Bristol changes music with almost every generational revolution. Either birthing or bending genres; more times than not it’s happening without warning. Whilst the industry is moving one way, Bristol isn’t moving, it’s terraforming, taking what exists and moulding it into a brand new world. Whether that leaves us with trip hop, dubstep or purple sound, music from the world over is revitalised here to give the UK a new sound and energy.
Each week my feature ‘Beats Breaks & Bass’ champions new electronic music from the West, sharing the stories and sounds of bass-led musicians of every shape and size on BBC Introducing. This leaves me on a mission to keep on top of what’s new, whilst forever tracing the patterns and synergies in music — for instance, how one relatively small location can continuously present people who have changed the face of music.
I chatted to DJ Krust recently at St Pauls Carnival. Straight away I suggested the idea that most of the acts on the Red Bull Sound System line up would not have been on the bill, let alone interested in music without his influence. He thanked me for the compliment and honourably wasted no time explaining that he wouldn’t either, if not for Massive Attack before him. If he never had the opportunity to stand in the front row of previous carnivals, absorbing the skill of his musical brothers as they indirectly tutored him in stage presence and crowd control. We chatted for another ten minutes, wrapped up the interview and strolled back to the stage.
I spoke to almost all of the acts on the lineup, including Got Some, Toddla T and Redlight, as well as Javon who, although not scheduled to play, is without doubt part of the Bristol musical family — so where else would he have been that day? All of these artists who had albums, singles and music videos to promote, yet only wanted to talk about carnival and what it meant to them.

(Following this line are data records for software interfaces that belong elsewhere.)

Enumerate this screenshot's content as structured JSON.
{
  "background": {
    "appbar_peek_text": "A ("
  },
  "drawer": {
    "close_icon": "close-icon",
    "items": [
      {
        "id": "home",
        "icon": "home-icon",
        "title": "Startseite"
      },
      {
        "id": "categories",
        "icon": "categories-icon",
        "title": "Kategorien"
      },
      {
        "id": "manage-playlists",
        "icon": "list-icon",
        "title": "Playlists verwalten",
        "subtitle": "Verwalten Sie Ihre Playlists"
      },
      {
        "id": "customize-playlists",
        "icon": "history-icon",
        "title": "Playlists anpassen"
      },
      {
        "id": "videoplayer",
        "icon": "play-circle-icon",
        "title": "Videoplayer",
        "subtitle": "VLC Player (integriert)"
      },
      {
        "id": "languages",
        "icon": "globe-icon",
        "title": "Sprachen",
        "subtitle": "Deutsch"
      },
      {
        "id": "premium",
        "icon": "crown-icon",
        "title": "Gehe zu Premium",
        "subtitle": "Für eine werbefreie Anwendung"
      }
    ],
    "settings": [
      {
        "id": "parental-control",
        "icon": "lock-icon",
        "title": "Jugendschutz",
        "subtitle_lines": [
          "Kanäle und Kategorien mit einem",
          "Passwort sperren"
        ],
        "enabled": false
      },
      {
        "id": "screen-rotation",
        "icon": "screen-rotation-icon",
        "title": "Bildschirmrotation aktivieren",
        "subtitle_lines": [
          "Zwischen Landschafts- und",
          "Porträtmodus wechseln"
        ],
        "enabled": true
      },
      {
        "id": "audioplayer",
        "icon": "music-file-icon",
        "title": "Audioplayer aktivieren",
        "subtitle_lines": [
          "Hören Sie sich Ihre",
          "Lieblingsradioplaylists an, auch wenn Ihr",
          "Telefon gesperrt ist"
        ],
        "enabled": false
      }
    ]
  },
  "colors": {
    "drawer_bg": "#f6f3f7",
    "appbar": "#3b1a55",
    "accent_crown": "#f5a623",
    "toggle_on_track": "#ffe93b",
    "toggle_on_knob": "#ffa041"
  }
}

Alex and Adam of Got Some told how their families were with them and how they loved seeing the local schools’ colourful and proud in the precession. Toddla T spoke of how events like these are the unifying community fabric that allows us to all celebrate together, along with how excited he was to end the festival with a back to back set with one of the city’s most recent game changers, Redlight. However, it wasn’t until I got home and listened back to all of the audio that I start to really understand.

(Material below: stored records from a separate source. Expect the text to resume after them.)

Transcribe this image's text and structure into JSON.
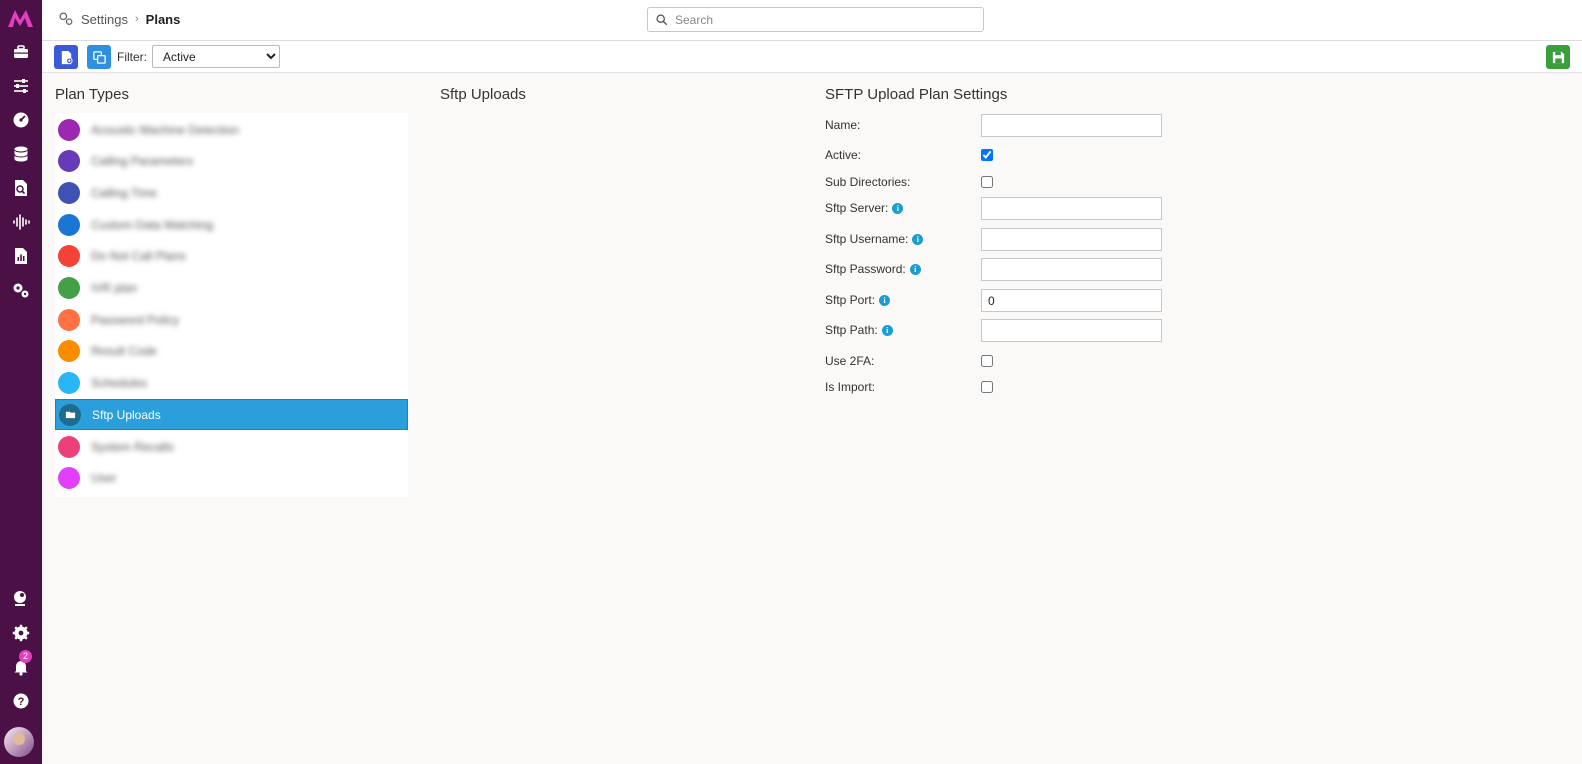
{
  "app": {
    "logo_text": "M"
  },
  "nav": {
    "items": [
      {
        "icon": "toolbox-icon"
      },
      {
        "icon": "sliders-icon"
      },
      {
        "icon": "dashboard-icon"
      },
      {
        "icon": "database-icon"
      },
      {
        "icon": "file-search-icon"
      },
      {
        "icon": "waveform-icon"
      },
      {
        "icon": "report-icon"
      },
      {
        "icon": "cogs-icon"
      }
    ],
    "bottom": {
      "notifications_count": "2"
    }
  },
  "breadcrumb": {
    "root": "Settings",
    "separator": "›",
    "current": "Plans"
  },
  "search": {
    "placeholder": "Search"
  },
  "toolbar": {
    "filter_label": "Filter:",
    "filter_value": "Active",
    "filter_options": [
      "Active"
    ]
  },
  "plan_types": {
    "title": "Plan Types",
    "items": [
      {
        "label": "Acoustic Machine Detection",
        "color": "#9c27b0"
      },
      {
        "label": "Calling Parameters",
        "color": "#673ab7"
      },
      {
        "label": "Calling Time",
        "color": "#3f51b5"
      },
      {
        "label": "Custom Data Matching",
        "color": "#1976d2"
      },
      {
        "label": "Do Not Call Plans",
        "color": "#f44336"
      },
      {
        "label": "IVR plan",
        "color": "#43a047"
      },
      {
        "label": "Password Policy",
        "color": "#ff7043"
      },
      {
        "label": "Result Code",
        "color": "#fb8c00"
      },
      {
        "label": "Schedules",
        "color": "#29b6f6"
      },
      {
        "label": "Sftp Uploads",
        "color": "#1e6c8e",
        "active": true
      },
      {
        "label": "System Recalls",
        "color": "#ec407a"
      },
      {
        "label": "User",
        "color": "#e040fb"
      }
    ]
  },
  "middle": {
    "title": "Sftp Uploads"
  },
  "settings": {
    "title": "SFTP Upload Plan Settings",
    "fields": {
      "name": {
        "label": "Name:",
        "value": ""
      },
      "active": {
        "label": "Active:",
        "checked": true
      },
      "sub_directories": {
        "label": "Sub Directories:",
        "checked": false
      },
      "sftp_server": {
        "label": "Sftp Server:",
        "value": ""
      },
      "sftp_username": {
        "label": "Sftp Username:",
        "value": ""
      },
      "sftp_password": {
        "label": "Sftp Password:",
        "value": ""
      },
      "sftp_port": {
        "label": "Sftp Port:",
        "value": "0"
      },
      "sftp_path": {
        "label": "Sftp Path:",
        "value": ""
      },
      "use_2fa": {
        "label": "Use 2FA:",
        "checked": false
      },
      "is_import": {
        "label": "Is Import:",
        "checked": false
      }
    }
  },
  "colors": {
    "sidebar": "#4b1146",
    "logo": "#e23fbf",
    "selected_item": "#2a9fdc",
    "save": "#3a9e3a",
    "new": "#3b5bd6",
    "copy": "#2f8fe0",
    "info": "#1a9dd1"
  }
}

I am not from Bristol. I came here hoping to be adopted by the people with open arms, which indeed I was. I believe I was accepted not because I’m a genius or eye-pleasing (let’s not forget I do radio, not TV). It was because I wanted to share as well as learn. That’s what’s been happening in this town since before pop culture was popular. St Pauls Carnival has exceeded 50 years of tribute to the lives that Bristol is home to. This married with the many other festivals across the calendar weave a schedule of pride, authenticity and talent that we are all encouraged to partake in. The artists on that stage had not come to just play music, they were there to add to the history and knowledge of what the carnival stood for.
We are strange compared to other cities. Our most notorious graffiti artists won his way into our hearts and art galleries. We waterside down our busiest streets. We invented our own currency to better the trade of our businesses. Our community prioritises our ideas and passions to breed unity. Often I wonder, if the legendary Portishead or Massive Attack were to start now, would they still change the musical grid? I think yes, because no-one who creates in this city creates alone; we are immersed in culture, swimming in it. And whilst we fear new artists may struggle to battle against the waves of the music industry and the endless showers of the internet, they’re each secretly building their very own Atlantis — so don’t worry, your invitation is on its way.
Starting September, Thad and BB&B bring their thoughts to the BLM table each month right here at bristollivemagazine.com